The Baltimore Orioles biggest problem has been its pitching. That’s why they collapsed last year; it’s why they have skeptics this year. While part of that has been the owner’s unwillingness to sign pitchers (or, if they do, signing the wrong ones), the primary issue has been the lack of development by high draft picks devoted to pitching. However, the Orioles have a fair number of pitching prospects moving forward, and they could be the makings of a solid rotation in the coming years. While Dylan Bundy figures to be the team’s ace moving forward (he looks the part, too), hurlers such as Hunter Harvey, Keegan Akin, and David Hess look on the verge of breaking the major league roster. Further down in the minors there are even more prospects. 2017 1st-round pick DL Hall, who the Orioles felt was a steal at their position, will enter his first full professional season and looks to be an exciting left-handed arm. Alex Wells, another southpaw from Australia has thrived so far in his career, owns the “best control and command in the Orioles’ system,” according to MLB.com. He is the Orioles #11 prospect and pitched to a 2.38 ERA at Delmarva last season. Following Wells is 2016 draft pick, Cody Sedlock, a right-hander who pitched at the University of Illinois. Although his debut season was somewhat underwhelming, Sedlock could prove to be a valuable back-end starter at some point down the road.
While contemplating the Orioles’ farm system, I came up with what I think the roster could look like 3 years from now.
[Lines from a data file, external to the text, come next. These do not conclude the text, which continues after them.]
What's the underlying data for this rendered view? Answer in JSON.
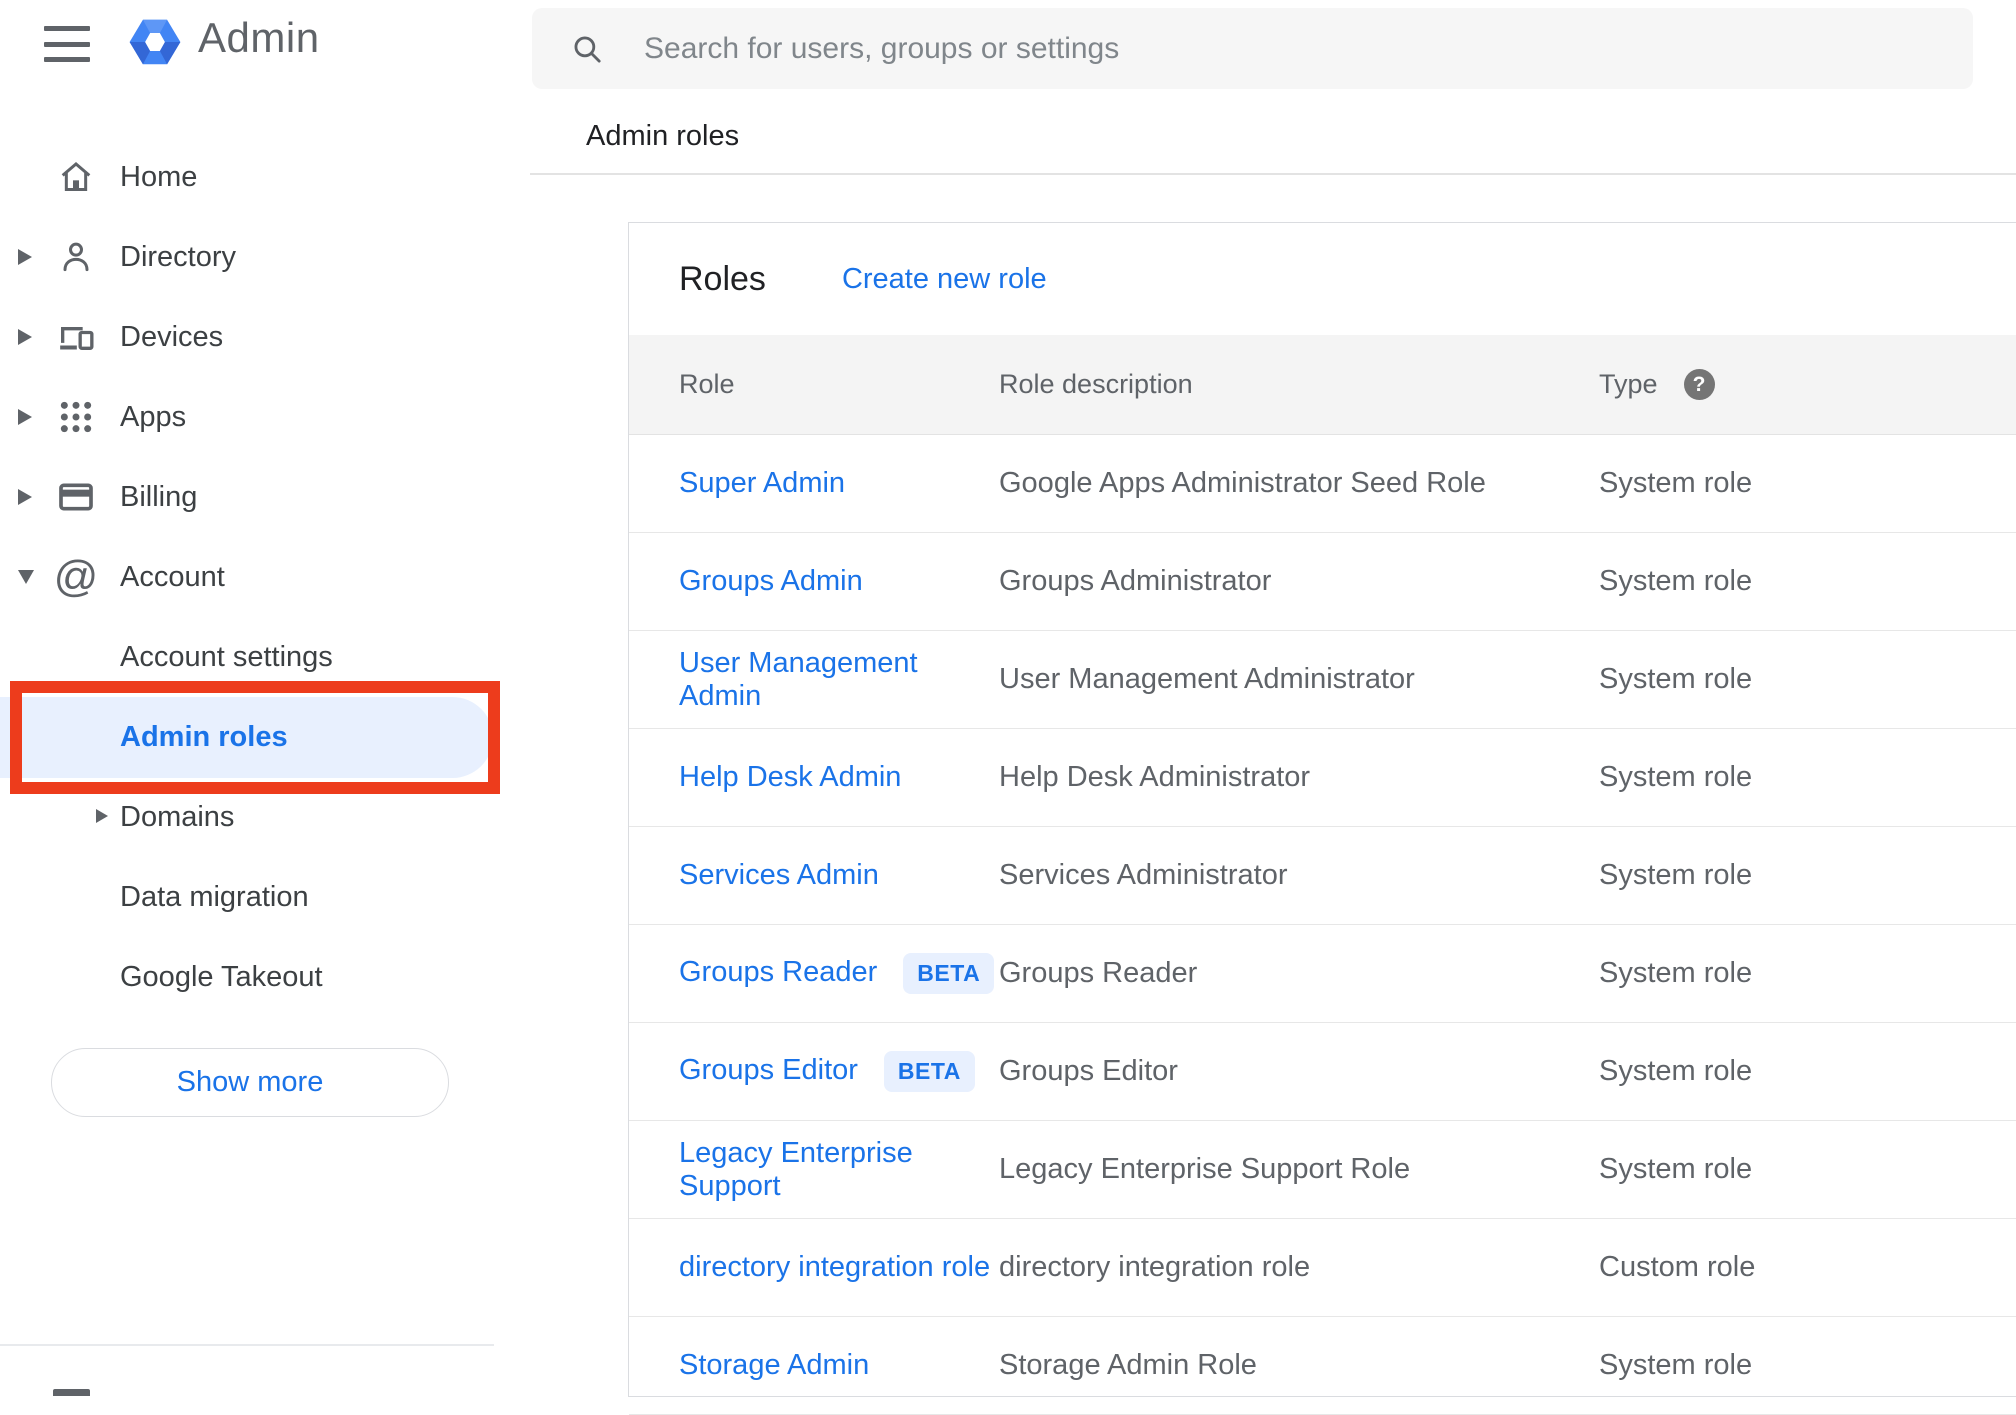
{
  "app": {
    "name": "Admin"
  },
  "colors": {
    "accent": "#1a73e8",
    "text_dark": "#202124",
    "text_gray": "#5f6368",
    "highlight": "#e8f0fe",
    "annotation_red": "#ed3c1c",
    "logo_blue": "#4285f4",
    "logo_blue_dark": "#3367d6"
  },
  "sidebar": {
    "items": [
      {
        "label": "Home",
        "icon": "home-icon",
        "expandable": false
      },
      {
        "label": "Directory",
        "icon": "person-icon",
        "expandable": true
      },
      {
        "label": "Devices",
        "icon": "devices-icon",
        "expandable": true
      },
      {
        "label": "Apps",
        "icon": "apps-grid-icon",
        "expandable": true
      },
      {
        "label": "Billing",
        "icon": "credit-card-icon",
        "expandable": true
      },
      {
        "label": "Account",
        "icon": "at-icon",
        "expanded": true
      }
    ],
    "account_children": [
      {
        "label": "Account settings",
        "selected": false
      },
      {
        "label": "Admin roles",
        "selected": true
      },
      {
        "label": "Domains",
        "expandable": true
      },
      {
        "label": "Data migration",
        "selected": false
      },
      {
        "label": "Google Takeout",
        "selected": false
      }
    ],
    "show_more_label": "Show more"
  },
  "search": {
    "placeholder": "Search for users, groups or settings"
  },
  "breadcrumb": "Admin roles",
  "roles_panel": {
    "title": "Roles",
    "create_link": "Create new role",
    "beta_label": "BETA",
    "columns": {
      "role": "Role",
      "description": "Role description",
      "type": "Type"
    },
    "help_glyph": "?",
    "rows": [
      {
        "role": "Super Admin",
        "beta": false,
        "description": "Google Apps Administrator Seed Role",
        "type": "System role"
      },
      {
        "role": "Groups Admin",
        "beta": false,
        "description": "Groups Administrator",
        "type": "System role"
      },
      {
        "role": "User Management Admin",
        "beta": false,
        "description": "User Management Administrator",
        "type": "System role"
      },
      {
        "role": "Help Desk Admin",
        "beta": false,
        "description": "Help Desk Administrator",
        "type": "System role"
      },
      {
        "role": "Services Admin",
        "beta": false,
        "description": "Services Administrator",
        "type": "System role"
      },
      {
        "role": "Groups Reader",
        "beta": true,
        "description": "Groups Reader",
        "type": "System role"
      },
      {
        "role": "Groups Editor",
        "beta": true,
        "description": "Groups Editor",
        "type": "System role"
      },
      {
        "role": "Legacy Enterprise Support",
        "beta": false,
        "description": "Legacy Enterprise Support Role",
        "type": "System role"
      },
      {
        "role": "directory integration role",
        "beta": false,
        "description": "directory integration role",
        "type": "Custom role"
      },
      {
        "role": "Storage Admin",
        "beta": false,
        "description": "Storage Admin Role",
        "type": "System role"
      }
    ]
  }
}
For the purpose of this article, I will have one column showing a lineup with Chris Davis and without Manny Machado or Jonathan Schoop, as well as a second column showing the opposite outcome.
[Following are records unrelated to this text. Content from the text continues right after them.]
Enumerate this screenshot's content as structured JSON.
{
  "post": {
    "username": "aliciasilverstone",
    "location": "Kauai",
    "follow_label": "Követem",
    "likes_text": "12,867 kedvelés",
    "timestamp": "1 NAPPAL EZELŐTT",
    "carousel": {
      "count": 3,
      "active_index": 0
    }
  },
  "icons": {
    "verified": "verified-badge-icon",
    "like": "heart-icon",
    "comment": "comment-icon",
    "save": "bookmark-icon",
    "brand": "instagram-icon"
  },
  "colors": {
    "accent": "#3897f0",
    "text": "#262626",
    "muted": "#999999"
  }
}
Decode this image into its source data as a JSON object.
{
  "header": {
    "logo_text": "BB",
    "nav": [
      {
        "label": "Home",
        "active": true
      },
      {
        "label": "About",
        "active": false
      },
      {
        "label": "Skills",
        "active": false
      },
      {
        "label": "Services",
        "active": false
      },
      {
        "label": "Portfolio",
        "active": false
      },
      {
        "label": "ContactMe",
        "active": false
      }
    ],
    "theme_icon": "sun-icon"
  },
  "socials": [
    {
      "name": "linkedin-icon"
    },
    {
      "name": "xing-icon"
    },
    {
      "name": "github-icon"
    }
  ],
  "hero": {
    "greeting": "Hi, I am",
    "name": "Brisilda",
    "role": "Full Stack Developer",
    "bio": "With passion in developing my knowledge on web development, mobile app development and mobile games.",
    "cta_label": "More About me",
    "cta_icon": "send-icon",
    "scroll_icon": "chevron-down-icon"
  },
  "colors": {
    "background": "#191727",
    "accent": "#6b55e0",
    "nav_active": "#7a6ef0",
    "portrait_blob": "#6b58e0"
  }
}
2021 Pitching Rotation:
- Dylan Bundy (RHP)
- Hunter Harvey (RHP)
- Kevin Gausman (RHP)
- Alex Wells (LHP)
- Keegan Akin
** At this point in time, Cody Sedlock and DL Hall would likely be knocking at the door, and Alex Cobb could still be in play considering he is on a 4-year deal.
2021 Lineup/Defense W/ Davis 2021 Lineup/Defense W/O Davis
- Cedric Mullins – CF 1. Cedric Mullins – CF
- Austin Hays – RF 2. Austin Hays – RF
- Trey Mancini – LF 3. Manny Machado – SS
- Chris Davis – 1B 4. Trey Mancini – 1B
- Ryan Mountcastle – 3B 5. Jonathan Schoop – 2B
- Tim Beckham – SS 6. Ryan Mountcastle – DH
- Anthony Santander – DH 7. Tim Beckham – 3B
- Chance Sisco – C 8. Anthony Santander – LF
- Second Baseman (No Prospects) 9. Chance Sisco – C
In my opinion (and I’d imagine, the opinions of many others), the lineup without Chris Davis is far better than the other, as it has a blend of speed, power, and – most importantly – contact. Considering the projections of the prospects listed above (that is, Mullins, Hays, Mountcastle), this order would not only be as feared but likely more feared than today’s Orioles lineup. Supporting that offense with a deeper, more balanced and – hopefully – more consistent pitching rotation could mean danger for other AL teams.
Unfortunately, though, Chris Davis is still in the club, Manny Machado will be long gone, perhaps wearing pinstripes or dodger-blue, and Jonathan Schoop will be reaping the benefits of a new contract – let’s just hope it’s with the Orioles. And even though a portion of this week’s blog should serve as a source of hope, as the O’s do have some talent in their system, it should be taken with a grain of salt, as the outlook would be so much more hopeful if the Orioles had handled their business wisely just three offseasons ago.